App and web page records:
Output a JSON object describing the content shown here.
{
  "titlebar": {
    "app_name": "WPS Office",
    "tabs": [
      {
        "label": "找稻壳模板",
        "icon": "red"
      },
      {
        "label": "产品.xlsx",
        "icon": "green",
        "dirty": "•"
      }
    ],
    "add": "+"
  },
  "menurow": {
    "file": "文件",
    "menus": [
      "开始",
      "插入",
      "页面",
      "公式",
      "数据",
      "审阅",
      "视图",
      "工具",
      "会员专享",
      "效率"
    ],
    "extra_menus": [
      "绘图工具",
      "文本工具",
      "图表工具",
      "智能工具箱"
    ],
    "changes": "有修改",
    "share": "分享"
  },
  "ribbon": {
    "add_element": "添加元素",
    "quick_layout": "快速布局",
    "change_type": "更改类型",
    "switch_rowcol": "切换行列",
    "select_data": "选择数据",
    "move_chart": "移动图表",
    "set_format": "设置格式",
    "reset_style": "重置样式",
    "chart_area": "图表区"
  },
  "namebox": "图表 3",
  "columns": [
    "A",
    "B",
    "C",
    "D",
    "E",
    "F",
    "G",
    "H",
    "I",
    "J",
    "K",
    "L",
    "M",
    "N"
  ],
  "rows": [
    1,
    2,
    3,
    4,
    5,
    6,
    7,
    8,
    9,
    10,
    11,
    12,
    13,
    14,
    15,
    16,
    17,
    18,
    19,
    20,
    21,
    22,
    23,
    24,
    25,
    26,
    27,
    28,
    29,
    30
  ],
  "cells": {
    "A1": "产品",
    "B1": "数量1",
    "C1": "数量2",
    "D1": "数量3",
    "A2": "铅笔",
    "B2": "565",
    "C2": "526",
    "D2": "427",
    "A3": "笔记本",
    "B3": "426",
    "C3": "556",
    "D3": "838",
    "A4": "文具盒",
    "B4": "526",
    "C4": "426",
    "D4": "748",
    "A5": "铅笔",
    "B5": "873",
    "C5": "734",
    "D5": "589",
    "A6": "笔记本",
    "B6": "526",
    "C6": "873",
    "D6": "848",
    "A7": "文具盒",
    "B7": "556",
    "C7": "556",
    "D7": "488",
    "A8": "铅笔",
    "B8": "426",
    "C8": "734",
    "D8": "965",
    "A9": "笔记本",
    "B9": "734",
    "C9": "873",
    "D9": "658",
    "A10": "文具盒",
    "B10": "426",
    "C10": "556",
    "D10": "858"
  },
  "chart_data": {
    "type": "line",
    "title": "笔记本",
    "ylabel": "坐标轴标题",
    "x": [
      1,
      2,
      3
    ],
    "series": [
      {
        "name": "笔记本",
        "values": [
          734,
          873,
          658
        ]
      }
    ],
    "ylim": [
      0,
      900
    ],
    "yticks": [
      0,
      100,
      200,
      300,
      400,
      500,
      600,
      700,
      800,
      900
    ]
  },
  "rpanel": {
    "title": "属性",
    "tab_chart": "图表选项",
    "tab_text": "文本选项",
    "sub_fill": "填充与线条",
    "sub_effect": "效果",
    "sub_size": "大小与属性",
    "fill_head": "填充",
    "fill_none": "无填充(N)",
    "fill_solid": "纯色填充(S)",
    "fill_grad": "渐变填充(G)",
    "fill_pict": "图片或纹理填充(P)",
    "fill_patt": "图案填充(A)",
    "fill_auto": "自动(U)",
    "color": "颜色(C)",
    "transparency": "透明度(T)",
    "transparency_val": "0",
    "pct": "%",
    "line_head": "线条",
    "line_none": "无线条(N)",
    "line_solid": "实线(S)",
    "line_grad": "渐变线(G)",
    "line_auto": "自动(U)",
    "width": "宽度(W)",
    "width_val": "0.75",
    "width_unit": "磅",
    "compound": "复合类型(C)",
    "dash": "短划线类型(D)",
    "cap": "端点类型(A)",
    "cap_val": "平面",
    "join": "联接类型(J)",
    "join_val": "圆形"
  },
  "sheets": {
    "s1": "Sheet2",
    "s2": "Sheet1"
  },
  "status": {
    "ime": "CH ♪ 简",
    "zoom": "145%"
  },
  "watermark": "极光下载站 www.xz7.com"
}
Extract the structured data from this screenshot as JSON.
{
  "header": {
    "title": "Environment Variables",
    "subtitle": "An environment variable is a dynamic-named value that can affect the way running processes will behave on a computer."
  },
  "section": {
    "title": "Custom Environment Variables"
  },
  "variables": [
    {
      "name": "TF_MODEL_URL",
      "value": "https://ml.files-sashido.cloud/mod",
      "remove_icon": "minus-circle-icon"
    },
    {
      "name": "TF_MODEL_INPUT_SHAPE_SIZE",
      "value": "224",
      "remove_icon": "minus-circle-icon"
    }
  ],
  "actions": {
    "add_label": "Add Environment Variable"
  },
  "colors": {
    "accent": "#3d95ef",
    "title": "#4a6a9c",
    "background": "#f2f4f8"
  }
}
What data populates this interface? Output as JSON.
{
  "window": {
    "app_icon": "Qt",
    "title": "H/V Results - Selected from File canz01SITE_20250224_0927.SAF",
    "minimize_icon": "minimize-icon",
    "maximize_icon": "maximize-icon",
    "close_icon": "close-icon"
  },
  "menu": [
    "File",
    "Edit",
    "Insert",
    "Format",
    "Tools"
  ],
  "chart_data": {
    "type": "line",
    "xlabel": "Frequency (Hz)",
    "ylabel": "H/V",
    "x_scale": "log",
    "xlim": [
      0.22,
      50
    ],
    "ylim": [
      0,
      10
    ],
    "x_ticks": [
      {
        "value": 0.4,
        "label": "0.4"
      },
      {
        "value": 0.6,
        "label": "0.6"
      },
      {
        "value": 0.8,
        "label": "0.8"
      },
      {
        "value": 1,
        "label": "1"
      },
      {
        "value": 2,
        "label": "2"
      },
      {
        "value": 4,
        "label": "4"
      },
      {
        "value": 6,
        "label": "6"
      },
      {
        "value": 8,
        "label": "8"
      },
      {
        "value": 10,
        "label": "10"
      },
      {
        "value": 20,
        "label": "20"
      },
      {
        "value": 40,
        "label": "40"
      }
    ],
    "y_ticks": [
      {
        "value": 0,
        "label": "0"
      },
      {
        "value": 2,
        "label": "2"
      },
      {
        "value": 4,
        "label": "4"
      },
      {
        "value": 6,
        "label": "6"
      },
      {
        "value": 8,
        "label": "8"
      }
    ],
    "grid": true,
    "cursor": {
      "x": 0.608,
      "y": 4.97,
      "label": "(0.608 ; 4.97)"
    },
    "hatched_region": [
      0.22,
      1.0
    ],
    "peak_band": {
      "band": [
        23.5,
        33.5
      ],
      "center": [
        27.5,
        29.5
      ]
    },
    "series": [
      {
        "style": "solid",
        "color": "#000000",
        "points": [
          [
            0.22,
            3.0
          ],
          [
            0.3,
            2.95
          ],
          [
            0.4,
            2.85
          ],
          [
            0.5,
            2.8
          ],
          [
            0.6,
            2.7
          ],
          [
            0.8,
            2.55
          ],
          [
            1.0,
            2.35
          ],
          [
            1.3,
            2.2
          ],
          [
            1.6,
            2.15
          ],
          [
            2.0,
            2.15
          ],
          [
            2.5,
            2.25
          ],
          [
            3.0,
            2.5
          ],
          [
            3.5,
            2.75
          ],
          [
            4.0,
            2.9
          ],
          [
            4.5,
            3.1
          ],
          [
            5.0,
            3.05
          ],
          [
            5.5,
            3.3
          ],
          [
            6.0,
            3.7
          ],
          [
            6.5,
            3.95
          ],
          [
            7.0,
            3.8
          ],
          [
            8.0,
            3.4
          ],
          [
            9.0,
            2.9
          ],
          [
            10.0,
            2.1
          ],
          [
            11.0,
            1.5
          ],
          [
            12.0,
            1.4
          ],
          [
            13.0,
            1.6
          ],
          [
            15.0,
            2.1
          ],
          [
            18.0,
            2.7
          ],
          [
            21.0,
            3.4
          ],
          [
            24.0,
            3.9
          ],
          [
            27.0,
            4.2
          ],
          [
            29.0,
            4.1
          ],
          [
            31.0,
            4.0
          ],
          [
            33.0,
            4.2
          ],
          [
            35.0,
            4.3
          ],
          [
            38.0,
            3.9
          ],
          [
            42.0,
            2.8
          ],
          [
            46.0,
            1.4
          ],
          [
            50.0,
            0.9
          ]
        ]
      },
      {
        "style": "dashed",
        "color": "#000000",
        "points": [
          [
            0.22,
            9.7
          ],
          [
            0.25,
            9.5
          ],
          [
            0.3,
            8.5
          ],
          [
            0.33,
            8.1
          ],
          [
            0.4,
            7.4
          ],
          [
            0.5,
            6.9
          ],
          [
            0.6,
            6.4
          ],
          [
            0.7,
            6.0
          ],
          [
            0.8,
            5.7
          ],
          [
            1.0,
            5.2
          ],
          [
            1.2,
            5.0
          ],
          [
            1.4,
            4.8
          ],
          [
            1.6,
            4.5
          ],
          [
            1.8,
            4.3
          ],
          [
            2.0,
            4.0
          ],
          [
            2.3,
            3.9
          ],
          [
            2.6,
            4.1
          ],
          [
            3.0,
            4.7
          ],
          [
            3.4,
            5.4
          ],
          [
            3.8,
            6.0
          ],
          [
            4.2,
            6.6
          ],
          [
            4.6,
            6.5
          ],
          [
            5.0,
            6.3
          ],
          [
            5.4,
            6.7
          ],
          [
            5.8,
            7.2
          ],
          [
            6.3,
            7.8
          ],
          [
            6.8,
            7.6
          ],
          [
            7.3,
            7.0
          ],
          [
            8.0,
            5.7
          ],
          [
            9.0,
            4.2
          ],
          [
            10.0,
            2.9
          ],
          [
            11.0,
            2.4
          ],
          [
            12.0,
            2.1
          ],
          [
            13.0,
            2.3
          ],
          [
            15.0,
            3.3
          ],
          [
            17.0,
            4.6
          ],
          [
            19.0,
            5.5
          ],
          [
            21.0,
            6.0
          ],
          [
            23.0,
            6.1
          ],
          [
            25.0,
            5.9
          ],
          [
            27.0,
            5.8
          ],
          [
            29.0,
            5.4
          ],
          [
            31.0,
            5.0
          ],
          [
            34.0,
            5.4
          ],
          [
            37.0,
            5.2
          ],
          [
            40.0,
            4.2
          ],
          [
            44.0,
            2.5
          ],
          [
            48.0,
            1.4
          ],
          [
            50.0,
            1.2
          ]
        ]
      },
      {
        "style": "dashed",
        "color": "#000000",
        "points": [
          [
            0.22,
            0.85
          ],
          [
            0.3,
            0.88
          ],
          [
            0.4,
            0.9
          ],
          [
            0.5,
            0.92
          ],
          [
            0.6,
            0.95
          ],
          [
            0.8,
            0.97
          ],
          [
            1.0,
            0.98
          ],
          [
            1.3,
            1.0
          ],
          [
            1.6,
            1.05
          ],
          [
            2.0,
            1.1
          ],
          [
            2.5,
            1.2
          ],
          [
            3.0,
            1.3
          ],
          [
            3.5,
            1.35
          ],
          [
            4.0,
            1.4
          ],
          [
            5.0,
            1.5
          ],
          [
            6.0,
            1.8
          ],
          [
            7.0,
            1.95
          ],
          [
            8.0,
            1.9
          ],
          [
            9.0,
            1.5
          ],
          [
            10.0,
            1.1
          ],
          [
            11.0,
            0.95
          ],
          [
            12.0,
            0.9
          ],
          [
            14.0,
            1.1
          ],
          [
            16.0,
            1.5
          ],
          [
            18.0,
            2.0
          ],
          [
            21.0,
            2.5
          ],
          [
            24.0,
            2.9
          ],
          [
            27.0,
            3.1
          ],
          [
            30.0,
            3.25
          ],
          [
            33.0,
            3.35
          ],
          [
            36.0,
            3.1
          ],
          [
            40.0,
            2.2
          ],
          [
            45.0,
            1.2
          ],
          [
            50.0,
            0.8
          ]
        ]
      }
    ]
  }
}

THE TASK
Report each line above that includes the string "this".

OUTPUT
Extract the structured data from this screenshot as JSON.
What data populates this interface? Output as JSON.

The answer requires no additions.